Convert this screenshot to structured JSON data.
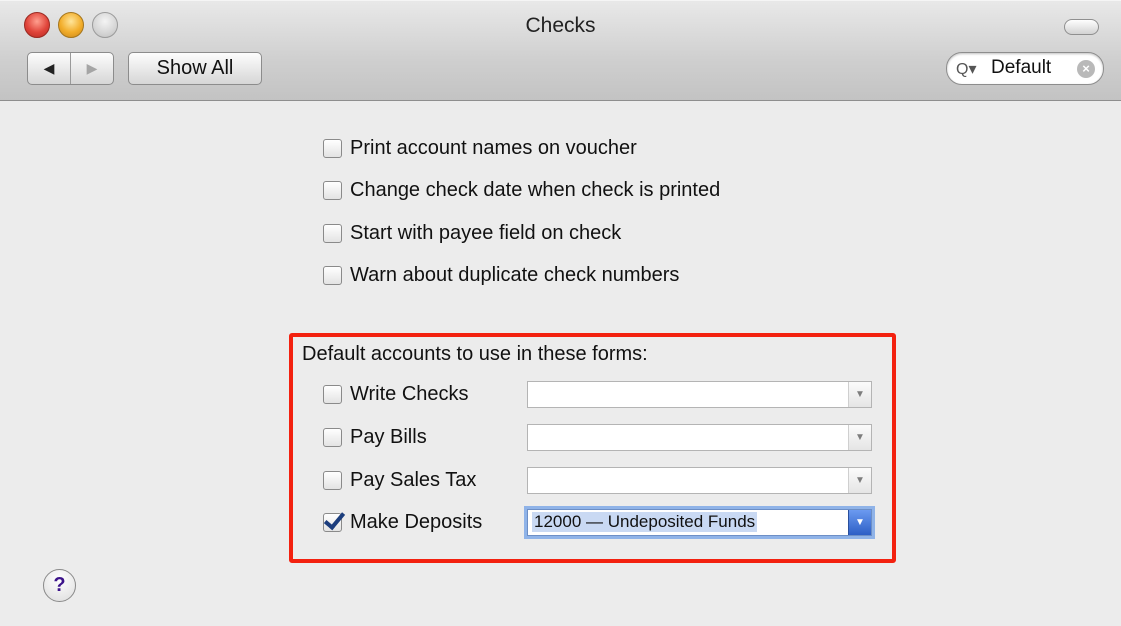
{
  "window": {
    "title": "Checks"
  },
  "toolbar": {
    "back_glyph": "◀",
    "forward_glyph": "▶",
    "show_all_label": "Show All",
    "search_value": "Default",
    "search_icon": "Q▾",
    "clear_glyph": "×"
  },
  "options": [
    {
      "label": "Print account names on voucher",
      "checked": false
    },
    {
      "label": "Change check date when check is printed",
      "checked": false
    },
    {
      "label": "Start with payee field on check",
      "checked": false
    },
    {
      "label": "Warn about duplicate check numbers",
      "checked": false
    }
  ],
  "defaults": {
    "heading": "Default accounts to use in these forms:",
    "rows": [
      {
        "label": "Write Checks",
        "checked": false,
        "value": ""
      },
      {
        "label": "Pay Bills",
        "checked": false,
        "value": ""
      },
      {
        "label": "Pay Sales Tax",
        "checked": false,
        "value": ""
      },
      {
        "label": "Make Deposits",
        "checked": true,
        "value": "12000 — Undeposited Funds"
      }
    ]
  },
  "help": {
    "glyph": "?"
  },
  "colors": {
    "highlight": "#f3210f",
    "focus": "#8fb3e8"
  }
}
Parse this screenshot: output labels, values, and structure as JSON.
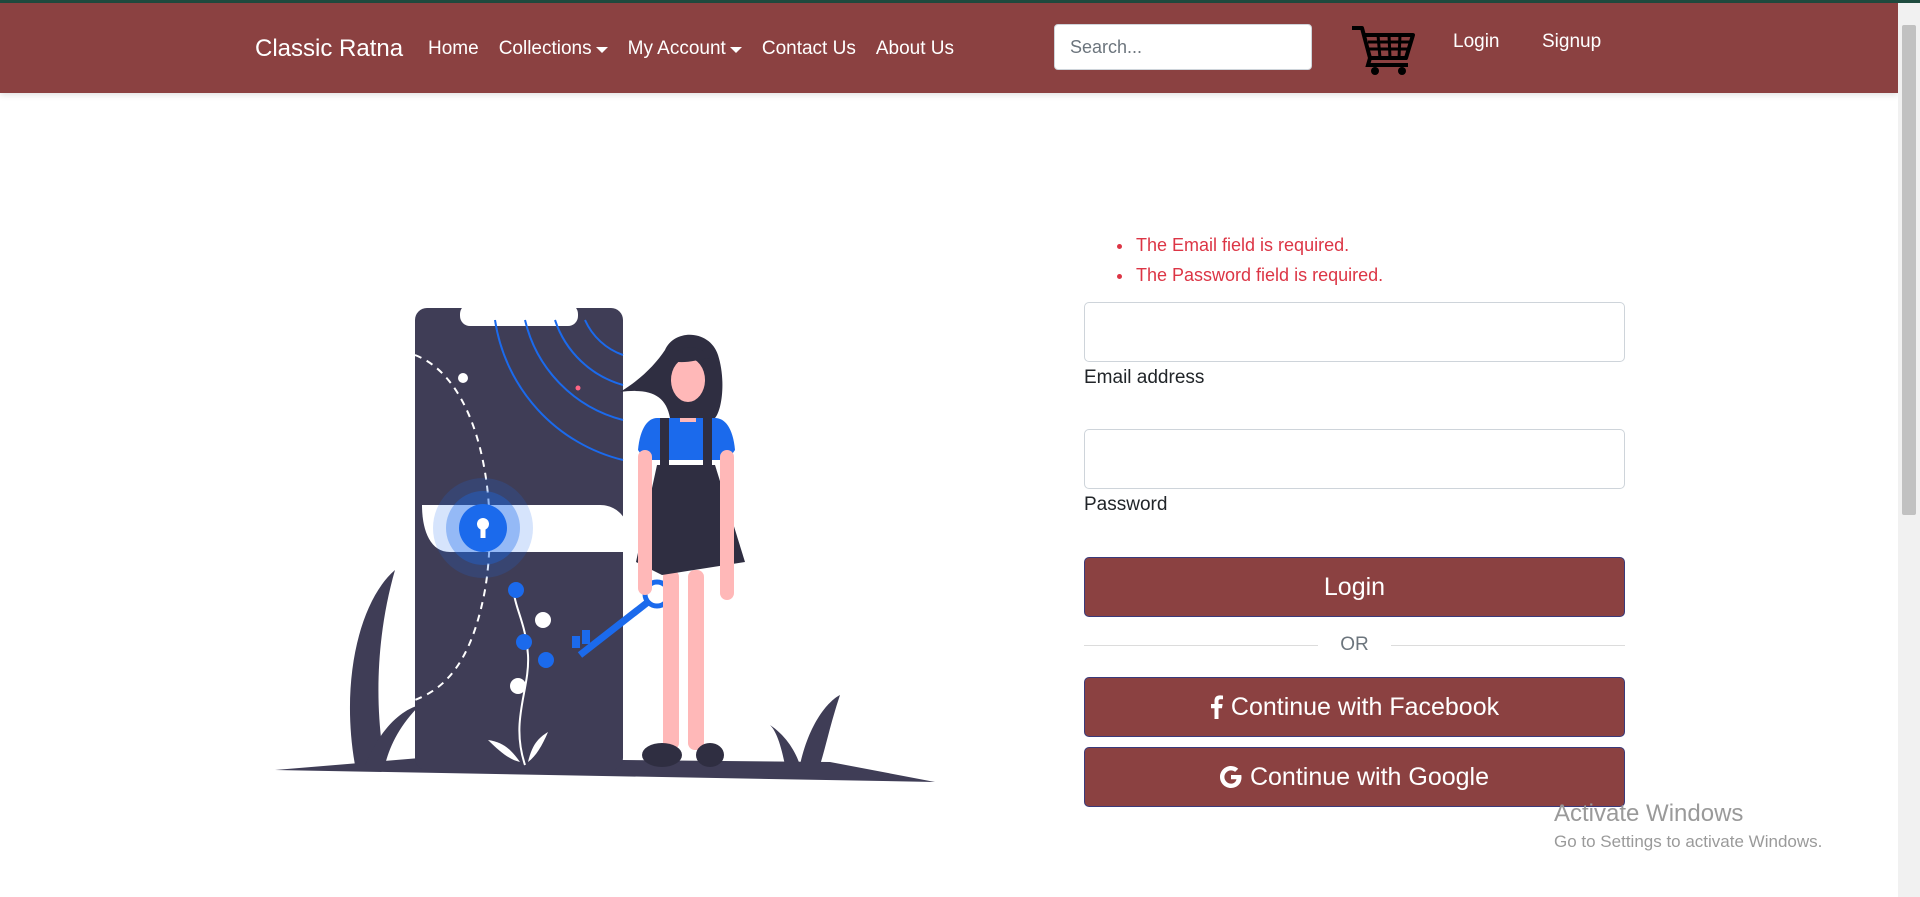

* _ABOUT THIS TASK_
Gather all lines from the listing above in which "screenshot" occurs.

* _TASK OUTPUT_
Convert this screenshot to structured JSON data.
Parse this screenshot: output labels, values, and structure as JSON.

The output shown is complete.